Oil edges up on US stocks fall, trade talk signs

SINGAPORE/TOKYO: Oil prices nudged higher on Wednesday on rising tensions over Iran, a sharp fall in US crude stocks and positive signs on Sino-US talks, although worries about weak demand kept a cap on gains.
Brent crude futures LCOc1 were up 21 cents, or 0.3 per cent, at $64.04 a barrel by 0719 GMT, after rising nearly 1 per cent on Tuesday.
US West Texas Intermediate crude CLc1 was up 28 cents, or 0.5 per cent, at $57.05 a barrel, having risen about 1 per cent in the previous session.
US crude stocks fell more than expected in the week to July 19, declining by 11 million barrels to 449 million, the trade group American Petroleum Institute said on Tuesday.
That compared with analysts’ expectations of a decrease of 4 million barrels.
Crude stocks at the Cushing, Oklahoma, delivery hub fell by 448,000 barrels, although gasoline stocks rose by 4.4 million barrels, compared with analysts’ expectations in a Reuters poll for a 730,000-barrel decline.

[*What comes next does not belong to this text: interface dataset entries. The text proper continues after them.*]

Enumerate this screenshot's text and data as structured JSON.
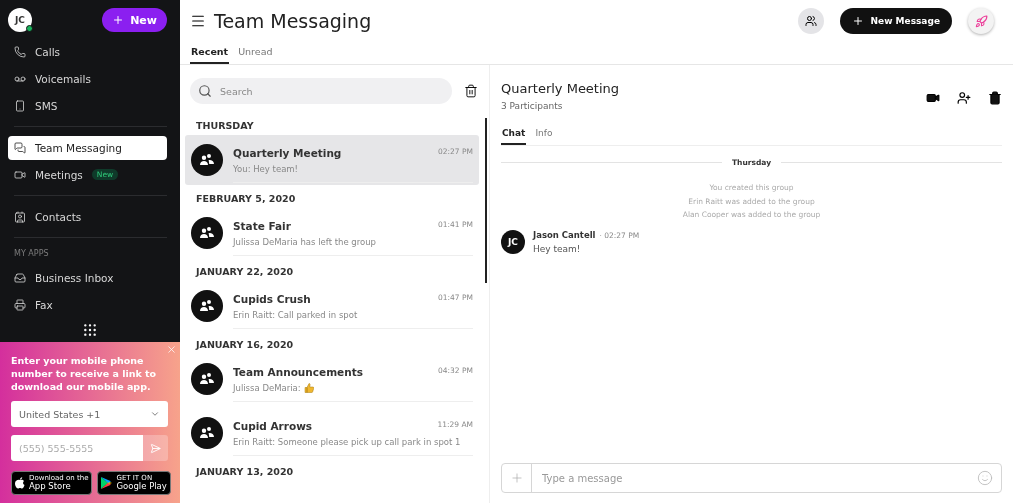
{
  "sidebar": {
    "avatar": "JC",
    "online": true,
    "new_button": "New",
    "nav_groups": [
      [
        {
          "label": "Calls",
          "selected": false
        },
        {
          "label": "Voicemails",
          "selected": false
        },
        {
          "label": "SMS",
          "selected": false
        }
      ],
      [
        {
          "label": "Team Messaging",
          "selected": true
        },
        {
          "label": "Meetings",
          "selected": false,
          "badge": "New"
        }
      ],
      [
        {
          "label": "Contacts",
          "selected": false
        }
      ]
    ],
    "section": "MY APPS",
    "apps": [
      {
        "label": "Business Inbox",
        "selected": false
      },
      {
        "label": "Fax",
        "selected": false
      }
    ]
  },
  "promo": {
    "text": "Enter your mobile phone number to receive a link to download our mobile app.",
    "country": "United States +1",
    "phone_placeholder": "(555) 555-5555",
    "stores": [
      {
        "small": "Download on the",
        "big": "App Store"
      },
      {
        "small": "GET IT ON",
        "big": "Google Play"
      }
    ]
  },
  "header": {
    "title": "Team Messaging",
    "new_message": "New Message"
  },
  "tabs": [
    {
      "label": "Recent",
      "selected": true
    },
    {
      "label": "Unread",
      "selected": false
    }
  ],
  "search": {
    "placeholder": "Search"
  },
  "conversations": [
    {
      "date": "THURSDAY",
      "items": [
        {
          "kind": "text",
          "title": "Quarterly Meeting",
          "time": "02:27 PM",
          "preview": "You: Hey team!",
          "selected": true
        }
      ]
    },
    {
      "date": "FEBRUARY 5, 2020",
      "items": [
        {
          "kind": "text",
          "title": "State Fair",
          "time": "01:41 PM",
          "preview": "Julissa DeMaria has left the group",
          "selected": false
        }
      ]
    },
    {
      "date": "JANUARY 22, 2020",
      "items": [
        {
          "kind": "text",
          "title": "Cupids Crush",
          "time": "01:47 PM",
          "preview": "Erin Raitt: Call parked in spot",
          "selected": false
        }
      ]
    },
    {
      "date": "JANUARY 16, 2020",
      "items": [
        {
          "kind": "thumbs",
          "title": "Team Announcements",
          "time": "04:32 PM",
          "preview": "Julissa DeMaria:",
          "selected": false
        },
        {
          "kind": "text",
          "title": "Cupid Arrows",
          "time": "11:29 AM",
          "preview": "Erin Raitt: Someone please pick up call park in spot 1",
          "selected": false
        }
      ]
    },
    {
      "date": "JANUARY 13, 2020"
    }
  ],
  "chat": {
    "title": "Quarterly Meeting",
    "subtitle": "3 Participants",
    "tabs": [
      {
        "label": "Chat",
        "selected": true
      },
      {
        "label": "Info",
        "selected": false
      }
    ],
    "day": "Thursday",
    "events": [
      "You created this group",
      "Erin Raitt was added to the group",
      "Alan Cooper was added to the group"
    ],
    "messages": [
      {
        "avatar": "JC",
        "author": "Jason Cantell",
        "time": "· 02:27 PM",
        "text": "Hey team!"
      }
    ],
    "input_placeholder": "Type a message"
  }
}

The potential for renewed Sino-US trade talks also helped bolster prices, analysts said.
White House economic adviser Larry Kudlow on Tuesday called it a good sign that top US officials would be travelling to China to discuss reviving stalled trade talks.
Despite the higher oil prices this week, a weaker demand outlook has helped keep gains in check. “Shaky macroeconomic fundamentals and downward revisions by IEA on global oil demand has capped bullish gains,” said Benjamin Lu, commodities analyst at Singapore-based brokerage Phillip Futures. — Reuters